(Data excerpts)

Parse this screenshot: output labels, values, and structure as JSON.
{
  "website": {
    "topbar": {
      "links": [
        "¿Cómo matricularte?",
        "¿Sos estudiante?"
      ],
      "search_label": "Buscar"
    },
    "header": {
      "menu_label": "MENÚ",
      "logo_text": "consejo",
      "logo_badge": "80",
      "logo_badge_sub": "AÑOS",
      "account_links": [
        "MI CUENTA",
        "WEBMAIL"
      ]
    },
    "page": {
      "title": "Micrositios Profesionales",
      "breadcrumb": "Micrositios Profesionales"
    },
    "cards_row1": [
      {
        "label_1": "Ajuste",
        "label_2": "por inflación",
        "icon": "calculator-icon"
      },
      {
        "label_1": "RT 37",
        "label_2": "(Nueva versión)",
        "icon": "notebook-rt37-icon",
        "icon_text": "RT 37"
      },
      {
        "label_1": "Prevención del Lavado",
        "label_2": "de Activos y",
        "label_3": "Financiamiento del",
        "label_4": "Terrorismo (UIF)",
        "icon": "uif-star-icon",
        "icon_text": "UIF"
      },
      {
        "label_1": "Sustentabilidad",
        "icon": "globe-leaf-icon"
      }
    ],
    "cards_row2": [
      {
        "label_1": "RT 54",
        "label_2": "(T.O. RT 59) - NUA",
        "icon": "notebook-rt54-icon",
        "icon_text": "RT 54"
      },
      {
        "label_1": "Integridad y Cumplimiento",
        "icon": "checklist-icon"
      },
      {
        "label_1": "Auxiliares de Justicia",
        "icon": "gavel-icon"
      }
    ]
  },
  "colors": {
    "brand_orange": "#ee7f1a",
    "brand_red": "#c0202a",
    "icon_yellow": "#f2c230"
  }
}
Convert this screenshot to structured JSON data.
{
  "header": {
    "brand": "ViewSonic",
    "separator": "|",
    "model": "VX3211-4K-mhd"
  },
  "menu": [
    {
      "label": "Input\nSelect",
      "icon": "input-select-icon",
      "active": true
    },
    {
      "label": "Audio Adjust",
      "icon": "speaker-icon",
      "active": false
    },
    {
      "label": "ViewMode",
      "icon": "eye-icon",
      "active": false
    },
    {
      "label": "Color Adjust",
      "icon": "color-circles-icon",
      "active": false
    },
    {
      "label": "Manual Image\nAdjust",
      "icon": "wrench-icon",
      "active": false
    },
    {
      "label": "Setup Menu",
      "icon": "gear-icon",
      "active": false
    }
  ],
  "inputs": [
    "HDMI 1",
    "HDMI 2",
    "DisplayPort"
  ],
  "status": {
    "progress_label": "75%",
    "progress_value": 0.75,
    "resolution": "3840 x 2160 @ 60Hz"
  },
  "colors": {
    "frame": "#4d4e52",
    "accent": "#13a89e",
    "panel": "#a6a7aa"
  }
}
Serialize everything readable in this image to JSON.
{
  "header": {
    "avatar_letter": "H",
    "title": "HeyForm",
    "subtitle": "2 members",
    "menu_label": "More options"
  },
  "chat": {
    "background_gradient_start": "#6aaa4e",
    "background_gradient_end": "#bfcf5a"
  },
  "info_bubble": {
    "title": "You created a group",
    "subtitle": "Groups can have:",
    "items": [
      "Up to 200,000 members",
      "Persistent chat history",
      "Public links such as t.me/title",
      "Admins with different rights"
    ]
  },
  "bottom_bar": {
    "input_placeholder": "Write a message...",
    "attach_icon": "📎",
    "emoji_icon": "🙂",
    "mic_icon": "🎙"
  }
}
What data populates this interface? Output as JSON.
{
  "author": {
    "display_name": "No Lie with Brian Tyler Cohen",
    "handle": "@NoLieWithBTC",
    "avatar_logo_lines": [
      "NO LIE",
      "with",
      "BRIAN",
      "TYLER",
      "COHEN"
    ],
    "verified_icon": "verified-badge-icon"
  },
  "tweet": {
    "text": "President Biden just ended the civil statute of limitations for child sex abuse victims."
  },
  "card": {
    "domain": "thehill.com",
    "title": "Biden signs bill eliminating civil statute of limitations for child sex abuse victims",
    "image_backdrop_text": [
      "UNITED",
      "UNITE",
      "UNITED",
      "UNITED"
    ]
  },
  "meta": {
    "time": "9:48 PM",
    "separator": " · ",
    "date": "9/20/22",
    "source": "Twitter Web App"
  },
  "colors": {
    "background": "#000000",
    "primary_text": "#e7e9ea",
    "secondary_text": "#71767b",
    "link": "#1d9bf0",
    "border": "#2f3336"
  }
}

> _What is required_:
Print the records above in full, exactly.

> _Answer space_:
Parse this screenshot: output labels, values, and structure as JSON.
{
  "website": {
    "topbar": {
      "links": [
        "¿Cómo matricularte?",
        "¿Sos estudiante?"
      ],
      "search_label": "Buscar"
    },
    "header": {
      "menu_label": "MENÚ",
      "logo_text": "consejo",
      "logo_badge": "80",
      "logo_badge_sub": "AÑOS",
      "account_links": [
        "MI CUENTA",
        "WEBMAIL"
      ]
    },
    "page": {
      "title": "Micrositios Profesionales",
      "breadcrumb": "Micrositios Profesionales"
    },
    "cards_row1": [
      {
        "label_1": "Ajuste",
        "label_2": "por inflación",
        "icon": "calculator-icon"
      },
      {
        "label_1": "RT 37",
        "label_2": "(Nueva versión)",
        "icon": "notebook-rt37-icon",
        "icon_text": "RT 37"
      },
      {
        "label_1": "Prevención del Lavado",
        "label_2": "de Activos y",
        "label_3": "Financiamiento del",
        "label_4": "Terrorismo (UIF)",
        "icon": "uif-star-icon",
        "icon_text": "UIF"
      },
      {
        "label_1": "Sustentabilidad",
        "icon": "globe-leaf-icon"
      }
    ],
    "cards_row2": [
      {
        "label_1": "RT 54",
        "label_2": "(T.O. RT 59) - NUA",
        "icon": "notebook-rt54-icon",
        "icon_text": "RT 54"
      },
      {
        "label_1": "Integridad y Cumplimiento",
        "icon": "checklist-icon"
      },
      {
        "label_1": "Auxiliares de Justicia",
        "icon": "gavel-icon"
      }
    ]
  },
  "colors": {
    "brand_orange": "#ee7f1a",
    "brand_red": "#c0202a",
    "icon_yellow": "#f2c230"
  }
}
Convert this screenshot to structured JSON data.
{
  "header": {
    "brand": "ViewSonic",
    "separator": "|",
    "model": "VX3211-4K-mhd"
  },
  "menu": [
    {
      "label": "Input\nSelect",
      "icon": "input-select-icon",
      "active": true
    },
    {
      "label": "Audio Adjust",
      "icon": "speaker-icon",
      "active": false
    },
    {
      "label": "ViewMode",
      "icon": "eye-icon",
      "active": false
    },
    {
      "label": "Color Adjust",
      "icon": "color-circles-icon",
      "active": false
    },
    {
      "label": "Manual Image\nAdjust",
      "icon": "wrench-icon",
      "active": false
    },
    {
      "label": "Setup Menu",
      "icon": "gear-icon",
      "active": false
    }
  ],
  "inputs": [
    "HDMI 1",
    "HDMI 2",
    "DisplayPort"
  ],
  "status": {
    "progress_label": "75%",
    "progress_value": 0.75,
    "resolution": "3840 x 2160 @ 60Hz"
  },
  "colors": {
    "frame": "#4d4e52",
    "accent": "#13a89e",
    "panel": "#a6a7aa"
  }
}
Serialize everything readable in this image to JSON.
{
  "header": {
    "avatar_letter": "H",
    "title": "HeyForm",
    "subtitle": "2 members",
    "menu_label": "More options"
  },
  "chat": {
    "background_gradient_start": "#6aaa4e",
    "background_gradient_end": "#bfcf5a"
  },
  "info_bubble": {
    "title": "You created a group",
    "subtitle": "Groups can have:",
    "items": [
      "Up to 200,000 members",
      "Persistent chat history",
      "Public links such as t.me/title",
      "Admins with different rights"
    ]
  },
  "bottom_bar": {
    "input_placeholder": "Write a message...",
    "attach_icon": "📎",
    "emoji_icon": "🙂",
    "mic_icon": "🎙"
  }
}
What data populates this interface? Output as JSON.
{
  "author": {
    "display_name": "No Lie with Brian Tyler Cohen",
    "handle": "@NoLieWithBTC",
    "avatar_logo_lines": [
      "NO LIE",
      "with",
      "BRIAN",
      "TYLER",
      "COHEN"
    ],
    "verified_icon": "verified-badge-icon"
  },
  "tweet": {
    "text": "President Biden just ended the civil statute of limitations for child sex abuse victims."
  },
  "card": {
    "domain": "thehill.com",
    "title": "Biden signs bill eliminating civil statute of limitations for child sex abuse victims",
    "image_backdrop_text": [
      "UNITED",
      "UNITE",
      "UNITED",
      "UNITED"
    ]
  },
  "meta": {
    "time": "9:48 PM",
    "separator": " · ",
    "date": "9/20/22",
    "source": "Twitter Web App"
  },
  "colors": {
    "background": "#000000",
    "primary_text": "#e7e9ea",
    "secondary_text": "#71767b",
    "link": "#1d9bf0",
    "border": "#2f3336"
  }
}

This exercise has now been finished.